*** MOVED ***

NOTE: I have merged the contents of this blog with my web-site. I will not be updating this blog any more.


Books on C and C++

Tarandeep asked me what books on C and C++ I would recommend for someone who knows a bit of each of these programming languages. My problem is that I do not generally like reading books specific to a given programming language. In addition, I do not know C++ properly enough to be able to discern a genuinely good book on C++ from a mere pretender. He still insists that I write down a list of such books. I am therefore putting this list as a blog post in the hopes that people more knowledgeable about such things would help him out. We did search for such lists on the web but I was frankly not satisfied with the lists that we could readily find.

Here are the books on C that I would readily recommend:
  1. "The C Programming Language", Second Edition, by Brian Kernighan and Dennis Ritchie.
  2. "Expert C Programming - Deep C Secrets" by Peter van der Linden.
  3. "C Traps and Pitfalls" by Andrew Koenig.
(See also: List of books recommended in the comp.lang.c FAQ.)

Here are the books on C++ that I think should be useful:
  1. "The C++ Programming Language", Third Edition, by Bjarne Stroustrup.
  2. "Effective C++", Third Edition", by Scott Meyers.
  3. "Essential C++" by Stanley Lippman.
I did not particularly like Stroustrup's book, but it served as a useful reference when programming in C++.

By the way, many people do not like "The C Programming Language" but I am one of those who just love this book. It is a short book that is always to the point and has examples that teach you a lot about computer programming techniques and style. I agree that you should already know a bit about computer programming to fully appreciate this book. It was the book that I used to learn C. I love all of Brian Kernighan's books in general. He is one of the very few authors who have actually imbibed the lessons from "The Elements of Style".

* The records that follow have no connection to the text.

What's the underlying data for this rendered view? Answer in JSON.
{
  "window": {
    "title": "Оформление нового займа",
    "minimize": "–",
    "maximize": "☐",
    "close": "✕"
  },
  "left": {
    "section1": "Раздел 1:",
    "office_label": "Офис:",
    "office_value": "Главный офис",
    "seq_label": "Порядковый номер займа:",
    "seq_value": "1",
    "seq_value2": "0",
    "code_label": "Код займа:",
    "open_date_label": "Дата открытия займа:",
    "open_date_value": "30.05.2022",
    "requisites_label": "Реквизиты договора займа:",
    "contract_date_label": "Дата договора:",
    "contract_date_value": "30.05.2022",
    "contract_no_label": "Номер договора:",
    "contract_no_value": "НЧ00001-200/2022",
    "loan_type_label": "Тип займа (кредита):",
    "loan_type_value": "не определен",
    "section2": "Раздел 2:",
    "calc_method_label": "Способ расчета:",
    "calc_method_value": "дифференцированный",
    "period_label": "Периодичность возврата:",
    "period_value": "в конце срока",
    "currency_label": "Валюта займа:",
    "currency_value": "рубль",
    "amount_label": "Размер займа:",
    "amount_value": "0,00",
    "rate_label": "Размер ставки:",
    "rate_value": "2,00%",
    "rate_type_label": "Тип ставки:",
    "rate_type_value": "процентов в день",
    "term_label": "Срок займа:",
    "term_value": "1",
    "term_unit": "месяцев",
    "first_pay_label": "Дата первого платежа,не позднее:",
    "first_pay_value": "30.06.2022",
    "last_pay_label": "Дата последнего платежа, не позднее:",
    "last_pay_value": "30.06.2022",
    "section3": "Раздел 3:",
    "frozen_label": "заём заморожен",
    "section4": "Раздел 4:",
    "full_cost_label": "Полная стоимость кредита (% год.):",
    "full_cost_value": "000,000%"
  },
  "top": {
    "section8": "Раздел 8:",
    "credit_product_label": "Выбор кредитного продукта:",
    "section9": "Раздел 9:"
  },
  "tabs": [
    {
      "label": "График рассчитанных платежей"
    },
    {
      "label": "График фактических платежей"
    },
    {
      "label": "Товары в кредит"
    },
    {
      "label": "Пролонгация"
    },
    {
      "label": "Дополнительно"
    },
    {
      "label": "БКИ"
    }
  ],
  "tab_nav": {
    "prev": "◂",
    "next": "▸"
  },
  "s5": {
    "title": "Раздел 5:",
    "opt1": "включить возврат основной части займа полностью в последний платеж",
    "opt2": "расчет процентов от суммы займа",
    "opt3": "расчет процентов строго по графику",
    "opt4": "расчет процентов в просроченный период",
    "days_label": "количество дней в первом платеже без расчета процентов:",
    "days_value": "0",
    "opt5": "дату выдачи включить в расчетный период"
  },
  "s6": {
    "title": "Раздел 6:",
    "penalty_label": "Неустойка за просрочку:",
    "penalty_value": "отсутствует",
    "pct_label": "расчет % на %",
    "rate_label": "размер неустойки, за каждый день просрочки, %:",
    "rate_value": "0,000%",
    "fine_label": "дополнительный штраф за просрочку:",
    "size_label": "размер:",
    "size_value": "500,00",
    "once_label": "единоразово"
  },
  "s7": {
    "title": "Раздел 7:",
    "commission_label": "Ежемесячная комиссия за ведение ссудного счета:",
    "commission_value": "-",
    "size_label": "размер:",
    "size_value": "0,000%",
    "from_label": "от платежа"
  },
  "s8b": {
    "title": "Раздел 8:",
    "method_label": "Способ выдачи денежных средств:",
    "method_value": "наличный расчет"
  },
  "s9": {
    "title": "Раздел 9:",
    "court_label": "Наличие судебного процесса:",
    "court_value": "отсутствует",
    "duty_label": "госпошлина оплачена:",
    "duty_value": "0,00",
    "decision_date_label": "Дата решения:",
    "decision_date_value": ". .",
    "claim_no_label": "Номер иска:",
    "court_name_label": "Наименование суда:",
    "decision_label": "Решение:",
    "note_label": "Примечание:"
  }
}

In India, we have a few books on C and C++ written by some Indian authors that are terrible in my opinion but that unfortunately have been mandated as text books in several colleges here. The result is that many of the graduates who have not been exposed to other books form extremely warped ideas about these programming languages and about things like pointers. Sad.


  1. I would recommend "The Waite Group's C++ Primer Plus, Third Edition" by Stephen Prata (there's a Forth Edition as well, but I havn't read it).
    It's more of a book on good style object oriented programming with examples in C++ than a book on C++ , but it seems like that was what you asked about. The book is aimed at people with some experience of programming, but not experts, so it should fit your friend.
    By far the best book I've ever read on programming, and even though I hardly program any C++ I have had lots of use of it.

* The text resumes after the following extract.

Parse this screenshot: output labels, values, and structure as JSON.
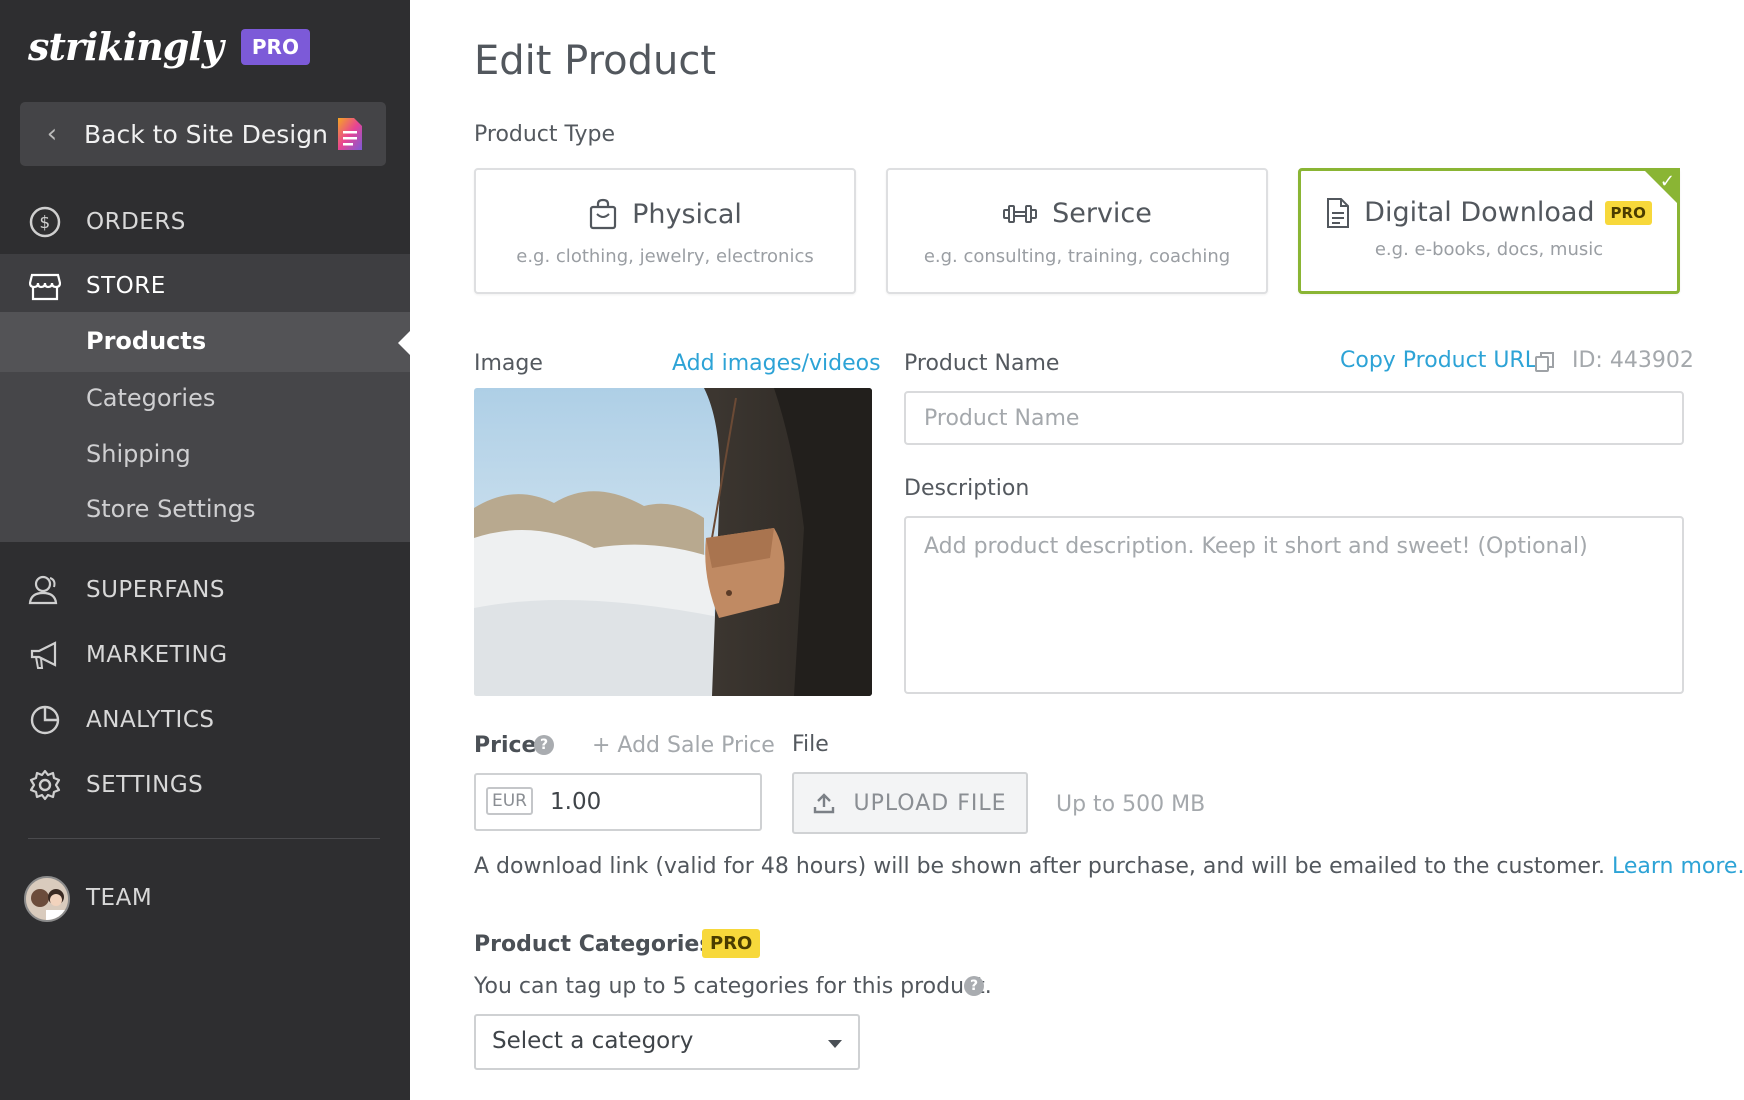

  2. The book on C++ I just loved -- almost as much as I loved the C programming language book -- when picking up the language was the 'Annotated C++ Reference manual' by Stroustrup and Ellis. It was a rare book, then, that went into a lot more of the 'why.'
    'Exceptional C++' is the other book I recall being pretty good.

  3. I haven't read it, but 'Accelerated C++' by Andrew Koenig and Barbara E. Moo is apparently a very good introduction to C++, and I liked the authors' old CUJ column.

    If you're using the C++ standard library (not just STL), 'The C++ Standard Library: A Tutorial and Reference' by 'Nicolai Josuttis' is an excellent reference - I use it constantly.

    Finally I'd back up your recommendation of Scott Meyers's 'Effective' books, I learned a lot from them.

    A good source of book reviews for C and C++ is the ACCU site.

  4. I would add 'Effective STL' to the list. The 'effective' series is great for people with short attention spans...Stroustroup belongs to another age

  5. Modern C++ Design by A Alexandrescu is interesting. Wouldn't recommend applying the techniques described in the book without careful consideration however it is an eye opener into the C++ template mechanism (which is turing complete) and can be used to get the compiler to perform computation.


Note: Only a member of this blog may post a comment.